A coronavirus variant nicknamed "Eris" is now thought to be the dominant strain in the US.
Eris, also known as EG.5, is estimated to make up 17.3% of US COVID-19 cases and is spreading fast.
Eris' symptoms seem similar to other variants' and include cough, shortness of breath, and fatigue.
A new coronavirus variant is rearing its head across the United States. Dubbed "Eris," it's descended from XBB — the same Omicron subvariant that spun off the "kraken" variant this past winter.
Eris, formally known as EG.5, was thought to have accounted for fewer than 1% of COVID-19 cases in the US at the end of April, according to the Centers for Disease Control and Prevention.

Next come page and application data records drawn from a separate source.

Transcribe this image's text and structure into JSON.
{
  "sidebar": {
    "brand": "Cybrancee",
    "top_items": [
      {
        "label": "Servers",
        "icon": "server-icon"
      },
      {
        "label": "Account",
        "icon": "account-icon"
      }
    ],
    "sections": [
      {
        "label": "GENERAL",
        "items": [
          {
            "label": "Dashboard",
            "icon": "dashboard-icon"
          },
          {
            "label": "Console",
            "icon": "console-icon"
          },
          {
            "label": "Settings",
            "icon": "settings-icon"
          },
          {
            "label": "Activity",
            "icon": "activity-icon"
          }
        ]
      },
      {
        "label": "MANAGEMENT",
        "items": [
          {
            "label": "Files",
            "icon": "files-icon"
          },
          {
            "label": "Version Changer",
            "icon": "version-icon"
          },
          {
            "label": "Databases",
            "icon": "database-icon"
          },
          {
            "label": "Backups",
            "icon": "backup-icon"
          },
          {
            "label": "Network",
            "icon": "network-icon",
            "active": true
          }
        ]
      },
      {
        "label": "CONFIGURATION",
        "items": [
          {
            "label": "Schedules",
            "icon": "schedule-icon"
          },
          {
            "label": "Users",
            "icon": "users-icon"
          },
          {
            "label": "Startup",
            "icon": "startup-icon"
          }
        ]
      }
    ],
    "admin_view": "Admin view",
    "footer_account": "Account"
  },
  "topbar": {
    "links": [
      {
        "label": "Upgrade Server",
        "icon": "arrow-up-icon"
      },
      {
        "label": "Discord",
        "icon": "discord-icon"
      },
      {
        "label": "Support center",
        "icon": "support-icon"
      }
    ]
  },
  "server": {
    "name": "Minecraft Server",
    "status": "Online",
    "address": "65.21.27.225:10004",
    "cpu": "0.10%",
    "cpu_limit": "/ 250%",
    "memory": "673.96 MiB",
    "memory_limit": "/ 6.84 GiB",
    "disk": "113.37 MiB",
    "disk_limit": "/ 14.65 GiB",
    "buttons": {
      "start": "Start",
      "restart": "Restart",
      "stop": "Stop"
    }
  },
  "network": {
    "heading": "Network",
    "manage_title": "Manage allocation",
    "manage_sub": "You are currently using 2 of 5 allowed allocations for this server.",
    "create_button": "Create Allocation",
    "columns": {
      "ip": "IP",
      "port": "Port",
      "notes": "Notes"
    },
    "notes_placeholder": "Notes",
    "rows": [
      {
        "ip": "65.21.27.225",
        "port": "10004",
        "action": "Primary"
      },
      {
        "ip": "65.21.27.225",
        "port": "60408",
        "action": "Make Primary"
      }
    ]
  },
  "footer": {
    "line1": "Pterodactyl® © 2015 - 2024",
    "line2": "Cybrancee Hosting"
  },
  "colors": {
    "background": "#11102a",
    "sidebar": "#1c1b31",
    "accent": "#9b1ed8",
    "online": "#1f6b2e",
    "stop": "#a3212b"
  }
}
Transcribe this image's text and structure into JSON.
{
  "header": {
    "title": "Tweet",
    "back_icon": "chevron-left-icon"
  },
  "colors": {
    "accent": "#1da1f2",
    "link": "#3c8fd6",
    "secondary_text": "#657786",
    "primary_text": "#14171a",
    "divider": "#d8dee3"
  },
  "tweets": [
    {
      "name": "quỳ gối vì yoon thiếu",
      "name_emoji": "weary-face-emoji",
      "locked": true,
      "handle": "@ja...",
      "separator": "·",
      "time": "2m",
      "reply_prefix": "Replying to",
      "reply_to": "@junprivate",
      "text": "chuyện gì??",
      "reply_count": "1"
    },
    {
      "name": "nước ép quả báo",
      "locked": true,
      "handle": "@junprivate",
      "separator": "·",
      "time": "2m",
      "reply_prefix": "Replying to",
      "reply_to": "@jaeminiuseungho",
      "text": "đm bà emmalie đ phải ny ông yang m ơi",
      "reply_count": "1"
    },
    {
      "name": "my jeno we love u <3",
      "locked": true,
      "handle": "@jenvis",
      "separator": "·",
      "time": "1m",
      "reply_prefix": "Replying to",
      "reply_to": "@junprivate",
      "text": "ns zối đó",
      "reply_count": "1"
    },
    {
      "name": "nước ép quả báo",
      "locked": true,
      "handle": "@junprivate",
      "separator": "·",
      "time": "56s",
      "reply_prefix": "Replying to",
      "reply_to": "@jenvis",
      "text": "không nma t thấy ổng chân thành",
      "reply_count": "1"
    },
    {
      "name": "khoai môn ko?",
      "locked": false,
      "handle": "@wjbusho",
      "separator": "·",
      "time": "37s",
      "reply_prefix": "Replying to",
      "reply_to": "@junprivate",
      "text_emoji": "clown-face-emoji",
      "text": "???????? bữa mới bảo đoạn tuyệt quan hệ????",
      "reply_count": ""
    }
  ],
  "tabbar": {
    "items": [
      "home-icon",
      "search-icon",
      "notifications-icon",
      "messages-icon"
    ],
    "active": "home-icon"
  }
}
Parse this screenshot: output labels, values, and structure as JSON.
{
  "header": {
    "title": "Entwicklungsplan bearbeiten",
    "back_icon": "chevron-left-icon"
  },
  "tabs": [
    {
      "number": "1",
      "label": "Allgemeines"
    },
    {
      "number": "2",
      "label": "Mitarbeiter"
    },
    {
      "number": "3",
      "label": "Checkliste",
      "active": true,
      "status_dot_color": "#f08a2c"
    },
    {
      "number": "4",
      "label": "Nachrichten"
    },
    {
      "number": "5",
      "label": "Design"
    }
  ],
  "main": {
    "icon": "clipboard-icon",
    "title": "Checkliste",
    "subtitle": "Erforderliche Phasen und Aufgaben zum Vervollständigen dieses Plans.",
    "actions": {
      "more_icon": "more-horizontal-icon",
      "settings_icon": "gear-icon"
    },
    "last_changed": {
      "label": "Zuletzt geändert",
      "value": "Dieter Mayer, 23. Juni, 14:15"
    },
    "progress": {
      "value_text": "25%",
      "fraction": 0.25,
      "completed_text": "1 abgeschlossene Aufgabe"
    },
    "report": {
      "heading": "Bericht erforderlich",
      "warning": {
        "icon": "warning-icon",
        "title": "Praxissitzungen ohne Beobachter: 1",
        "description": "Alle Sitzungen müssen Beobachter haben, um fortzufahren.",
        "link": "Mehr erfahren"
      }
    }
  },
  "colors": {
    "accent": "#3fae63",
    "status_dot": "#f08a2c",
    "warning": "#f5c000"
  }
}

But it is now estimated to account for 17.3% of new US COVID-19 cases, the CDC says.
"It started off very slowly and then it seems to be picking up steam in terms of outcompeting its predecessors," John Swartzberg, an infectious-disease expert who's a professor emeritus at the University of California at Berkeley's School of Public Health, told Insider.
The name aligns with guidance from the World Health Organization to use "simple, easy-to-say labels" for coronavirus variants using letters from the Greek alphabet.
But though Eris is spreading quickly, it doesn't appear to make people sicker than other variants, and symptoms of COVID-19 infection are similar to those caused by other strains.
Table of Contents
Eris is now considered the dominant coronavirus strain in the US
Eris first emerged in February and is an offshoot of the Omicron subvariant XBB. But it really began to take off in July, when its prevalence increased by 9.3% in the United States.
Scientists aren't yet sure why Eris is becoming more common, but its dramatic increase led the World Health Organization to upgrade Eris from a "variant under monitoring" to a "variant of interest" on Wednesday. In other words, WHO believes Eris poses an increased risk to global public health.
"Based on its genetic features, immune escape characteristics, and growth rate estimates, EG.5 may spread globally and contribute to a surge in case incidence," a recent WHO report said.
"Everything we've seen to date with this variant suggests that it has properties that allow it to be a little more transmissible than its competitors," Swartzberg said. "We've not seen any evidence to date that it is more virulent. That is, it makes us sicker."
Swartzberg added, however, that our understanding of Eris was "still very early in the game — we haven't adequately been able to study enough people with EG.5 to know with certainty that it doesn't make us sicker, or conversely that it makes us less sick."
Symptoms of Eris seem similar to those of other coronavirus strains
So far, symptoms of Eris seem virtually identical to those caused by other coronavirus strains, according to Swartzberg. Eris, like other strains that cause COVID-19, can lead to a loss of taste or smell, cough, fever, chills, shortness of breath, fatigue, body aches, and headaches. Those most at risk include older people, people with compromised immune systems, and those with chronic diseases, Swartzberg said.
Eris may be more contagious than other strains, but it doesn't appear to be deadlier. Eris hasn't resulted in more deaths than the XBB strain of Omicron, for example.
Still, the CDC reported a 12.5% rise in hospitalizations from COVID-19 at the end of July.
A new coronavirus booster could soon protect against Eris
A new coronavirus booster designed specifically to protect against XBB subvariants, like Eris, is being developed by the pharmaceutical companies Pfizer, Moderna, and Novavax. The new vaccines are expected to become available in October, and Swartzberg said they "should be very effective."
For now, experts urge people to make sure they are up-to-date on their coronavirus boosters. Only 43% of American adults over 65 are up-to-date with their COVID-19 vaccines, according to Swartzberg, and older adults are especially vulnerable to severe infection.
Additionally, people should wear N95 masks and socially distance when possible indoors.
Read the original article on Insider